Germs, like you and I, enjoy the warm and slightly moist embrace of a bath towel. (Hey, if it’s not moist when you first put it on, it gets moist.) But these germs are just here to cuddle; normal use of a bath towel is not likely to make you sick.
Even at our cleanest, we are covered in germs and we are full of germs. It’s okay! That’s totally normal. These microorganisms are essential to our health. You probably don’t need to mess with them, but if you’d like to try, the terms to know are prebiotics and probiotics.
Sweaty clothes stink, but sweaty workout clothes stink worst of all. Like those synthetic-fiber leggings, those sweat-wicking socks, those “technical” tees? Phew. These fabrics are especially prone to harboring the smelliest bacteria.

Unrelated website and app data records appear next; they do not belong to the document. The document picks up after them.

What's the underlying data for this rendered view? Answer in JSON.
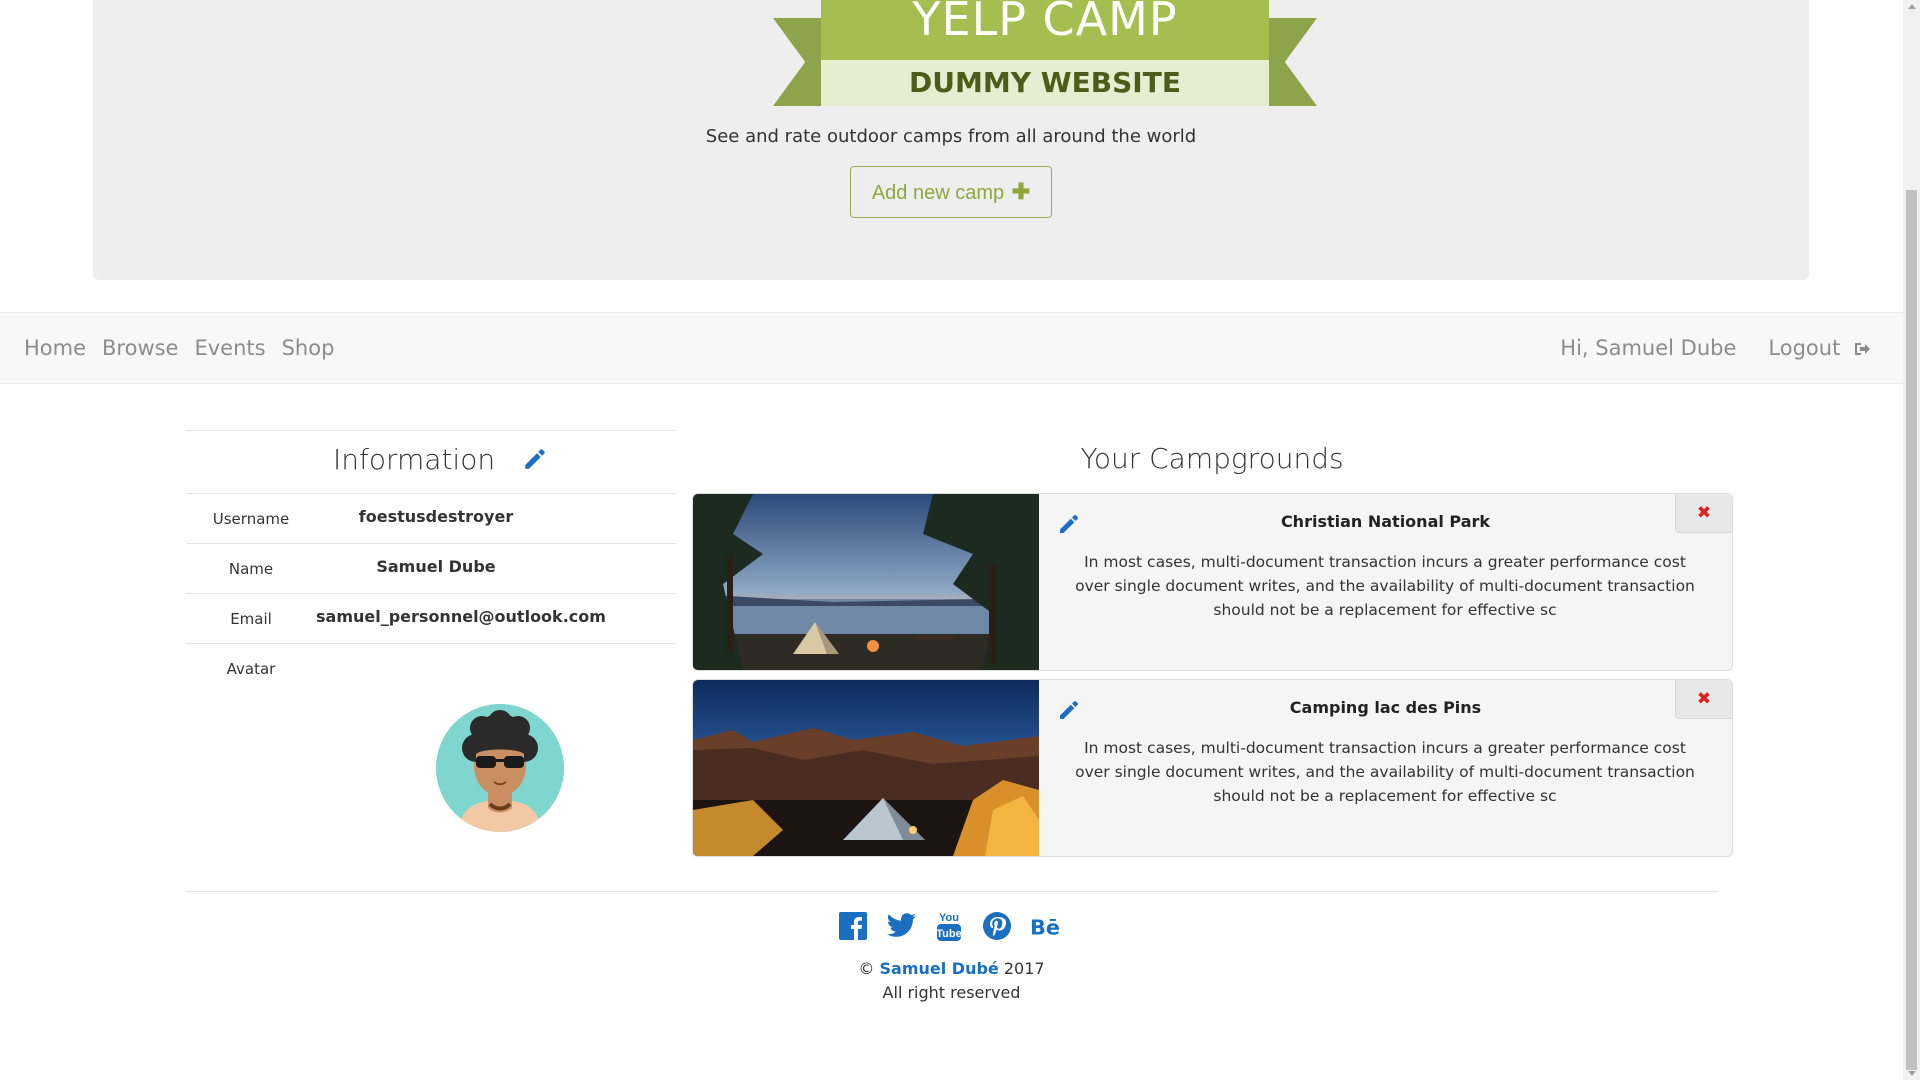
{
  "colors": {
    "accent_green": "#a5be4f",
    "link_blue": "#1a6fc0",
    "delete_red": "#d9241e",
    "nav_text": "#8c8c8c"
  },
  "header": {
    "title": "YELP CAMP",
    "subtitle": "DUMMY WEBSITE",
    "tagline": "See and rate outdoor camps from all around the world",
    "add_camp_label": "Add new camp",
    "add_camp_icon": "plus-icon"
  },
  "nav": {
    "items": [
      {
        "label": "Home"
      },
      {
        "label": "Browse"
      },
      {
        "label": "Events"
      },
      {
        "label": "Shop"
      }
    ],
    "greeting": "Hi, Samuel Dube",
    "logout_label": "Logout",
    "logout_icon": "sign-out-icon"
  },
  "info": {
    "title": "Information",
    "edit_icon": "pencil-icon",
    "rows": [
      {
        "label": "Username",
        "value": "foestusdestroyer"
      },
      {
        "label": "Name",
        "value": "Samuel Dube"
      },
      {
        "label": "Email",
        "value": "samuel_personnel@outlook.com"
      }
    ],
    "avatar_label": "Avatar"
  },
  "campgrounds": {
    "title": "Your Campgrounds",
    "items": [
      {
        "name": "Christian National Park",
        "description": "In most cases, multi-document transaction incurs a greater performance cost over single document writes, and the availability of multi-document transaction should not be a replacement for effective sc"
      },
      {
        "name": "Camping lac des Pins",
        "description": "In most cases, multi-document transaction incurs a greater performance cost over single document writes, and the availability of multi-document transaction should not be a replacement for effective sc"
      }
    ],
    "delete_glyph": "✖"
  },
  "footer": {
    "social_icons": [
      "facebook-icon",
      "twitter-icon",
      "youtube-icon",
      "pinterest-icon",
      "behance-icon"
    ],
    "copyright_symbol": "©",
    "author": "Samuel Dubé",
    "year": "2017",
    "rights": "All right reserved"
  }
}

This awesome, I mean disgusting, Petri plate is covered in microbes collected inside a Dyson hand dryer. The photo is grossing out plenty of folks on Facebook, but it doesn’t mean that hand dryers should be #outlawed.
In one of the world’s many injustices, two people who rescued others during Hurricane Harvey developed infections with “flesh eating” bacteria. Another person, a woman who fell and broke her arm in the flood, developed a similar infection so bad that she died from it. Fortunately, their stories are rare.
There’s no magic force field that holds back germs while you shout “five-second rule!” and scoop up your dropped bologna. Duh, right? Here’s how you can prove it.
Apple cider vinegar has been a multipurpose folk remedy for decades, touted as a disinfectant, a natural way to replenish skin and hair, and a superfood with all kinds of benefits. Science has backed a few of these purposes, for vinegar in general, but the observable results are pretty meh.
You wipe your kitchen sponge all over the grossest things in your sink, so it makes sense that it would accumulate some pretty gross bacteria. But is it possible to clean or sanitize that sponge? Yes, it turns out—but only as a short-term fix.
Welcome back to our health news roundup, previously What to Worry About This Week. We’ve renamed it Dose of Reality because health news isn’t always giving you things to worry about. Sometimes it’s benefits, rather than risks, that are overhyped. This week we’re looking at studies that seem to hold the key to…
It’s a common myth that a dog’s mouth is actually cleaner than a human’s, but it is, unfortunately, just a myth (depending on the company of humans you keep, perhaps). It turns out that a typical dog’s mouth and tongue are hosts to a wide range of bacteria.
It may be convenient to keep your favorite coffee mug in the office break room, but cleaning it there actually does more harm than good. Here’s why you should bring that mug home and give it a thorough cleaning as often as you can.
People usually fall into two camps: those who like getting kisses from their dog, or those, like me, who can’t stand it. Here are the reasons why dogs want to lick your face, and why you might want to avoid that kind of affection, even if you do enjoy it.
Urine consists of urea, water, sodium, potassium, and other chemical compounds. For a long time, people who watched too many survival shows and even doctors thought urine was germ-free. As it turns out, urine isn’t sterile when it leaves your body.
Our bodies rely on good bacteria to stay healthy, but ingesting that bacteria—whether in pills or in foods like yogurt—isn’t always clearly linked to better health. A new online tool uses published research to link brands to health conditions where they have been shown to be effective.
In elementary school, the common practice for scraped knees was to clean the wound using hydrogen peroxide. Many of us might still do this, but this video from SciShow makes a darn good case for why we should just skip it altogether.
Listeria is in Starbucks sandwiches now. But that’s not all: recalls due to the fetus-threatening microbe have included—in just the last 60 days—salmon, cantaloupes, and two brands of cheese. How do you avoid something that shows up in such random places?
Humidifiers are great for adding moisture to the air in dry climates, but if they aren’t clean they can spew nasty bacteria into the air. Some humidifiers market themselves as “bacteria-free,” but only a few types of humidifier actually stay relatively clean.
Have you ever held your breath when someone coughed? Or tried to flush the toilet with your foot? Some of these tricks might help if you do them the right way, but they’re often unnecessary and based mostly in paranoia. Here’s the truth about avoiding germs in everyday life.
Family disagreements at Thanksgiving aren’t limited to politics at the dinner table: if you’ve ever stood in the kitchen arguing with your grandma about whether the turkey is done, you know what we mean. So we asked food safety expert Ben Chapman to settle your most likely disputes.
Some guys may be surprised to hear this, but bras are a pain in the butt to wash, and many of us put off the chore for as long as possible. (We wash everything else though, we swear.) That’s gross, but is it actually bad for you?